Animals, like people, have many different ways of preparing for and surviving the cold winter season. One way is to avoid the cold altogether. Migration is a strategy used by birds, bats, and insects where they move to warmer areas of the United States, Caribbean, and Central America. In these places they will have plenty of food and will not need to worry about cooler temperatures.The Monarch Butterfly, Vermont's state butterfly, is one of the insects that will travel south, often as far as Mexico, to escape from the cold weather. You can expect to see many of these animals again in the spring as they make their return trip back to their summer grounds.
Animals that cannot migrate must stay and adapt to tolerate the colder climate here in New England. But some animals that stay in the area evolved special strategies that have enabled them to stay inactive and save energy during the coldest of winter months. This is called hibernation or torpor, where animals often experience lower metabolism and a lower body temperature. Bears, woodchucks, and squirrels are some of the animals that will spend much of their winter living off stores of food they have collected or stores of fat they gained during the summer months. But this sleep is not really sleep at all, instead an animal's body will slow and much of the active body processes will shut down for a while. Occasionally, these animals will wake up during warmer winter days to come out of their burrow and dens to feed. Surprisingly, these animals will also wake up from hibernation on warm days only to get some real sleep; beneficial sleep, which can repair brain tissues in mammals, needs active metabolic processes that are shut down during hibernation.
Some animals remain active all winter despite the snow on the ground.
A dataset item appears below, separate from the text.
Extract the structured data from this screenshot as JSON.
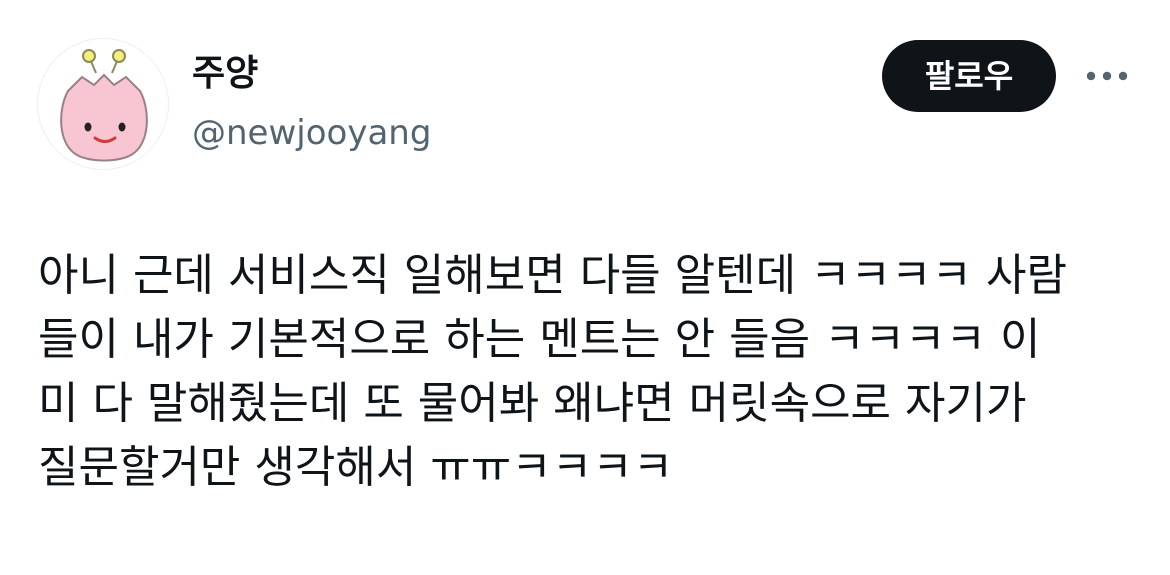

Animals like deer, weasels, rabbits, foxes, coyotes, mice and voles have tricks to find enough food and stay warm during even the coldest parts of the year. These animals have high body temperatures and metabolisms. Mice, voles, and moles are subnivean, which means they live below and underneath the snow. Here, below the snow and ice, it can be up to 50 degrees warmer than the outside air.
Animals like deer can't live under the snow like mice, but they do find deer yards; areas under coniferous trees that are protected from heavy snow. Deer also make pathways through the snow, using them over and over again so they can save energy by avoiding the deepest snow. Coyotes and foxes use their good sense of hearing to hunt for mice in their tunnels under snow packs. The short-tail weasel and eastern cottontail rabbit replace their thin brown summer coats with almost entirely thick whites one, so that they can better blend in with their snowy environments and stay warm.